Over the past two weeks, Seattle's restaurant critics have dished on Salted Sea, Nue, and Goldfinch Tavern. Here's what they had to say:
Providence Cicero bestowed two and a half stars upon Ethan Stowell's Goldfinch Tavern: "Those approachable menus read like a Stowell hit parade: crudo, bruschetta, pasta, grilled beef. Visits at lunch and dinner revealed some weak spots. Rubbery gnocchi were over-sauced. Butter and cheese swamped strands of tonnarelli. A gem lettuce salad was short on green goddess dressing; a grilled chicken sandwich was dull. But there were many more ups than downs."
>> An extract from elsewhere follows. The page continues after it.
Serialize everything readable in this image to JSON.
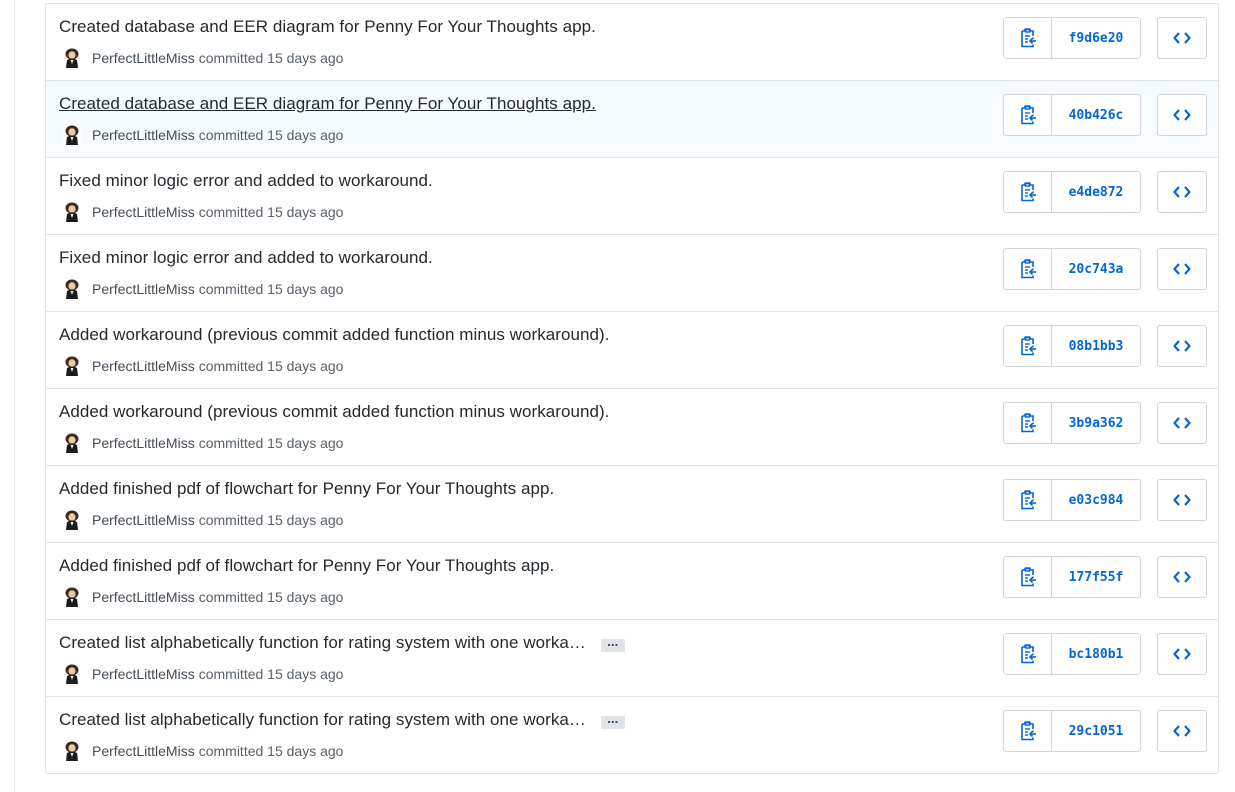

Angela Garbes had much to say about Nue, which alternately had great bites that brought back vivid memories to complete misses: "Beetles, barnacles, duck embryos—these are humble street-food staples around the world that may find a wider audience through Nue. But Cvetkovich and Swain still need to perfect their dishes if they're to truly emulate the best street-food cooks around the world and be the kind of restaurant that people will stalk from across town."
And Nicole Sprinkle hit up Columbia City's new Salted Sea, which likewise had its high notes and let downs: "The restaurant calls itself "a new modern American seafood restaurant and raw bar serving fresh and local seafare with a Vietnamese twist." The intent is to pay homage to the area’s abundant Vietnamese population; though a noble one, it falls a bit short, appearing in some dishes but not all, and when present, barely perceptible. For instance, in one of the most ridiculous appetizers, a plate of maybe 10 huge slices of heirloom tomatoes (some of which were not ripe), the "Vietnamese mint" consisted of two or three scant pieces. With barely any mint or "black olive oil" drizzled on it, it was tasteless. We took a few bites and sent it away, feeling sick about the waste of so much produce. If you don’t mind the haphazardness of the Vietnamese influence, you’re sure to find enough here to enjoy. But it may take more than a few visits to figure it out."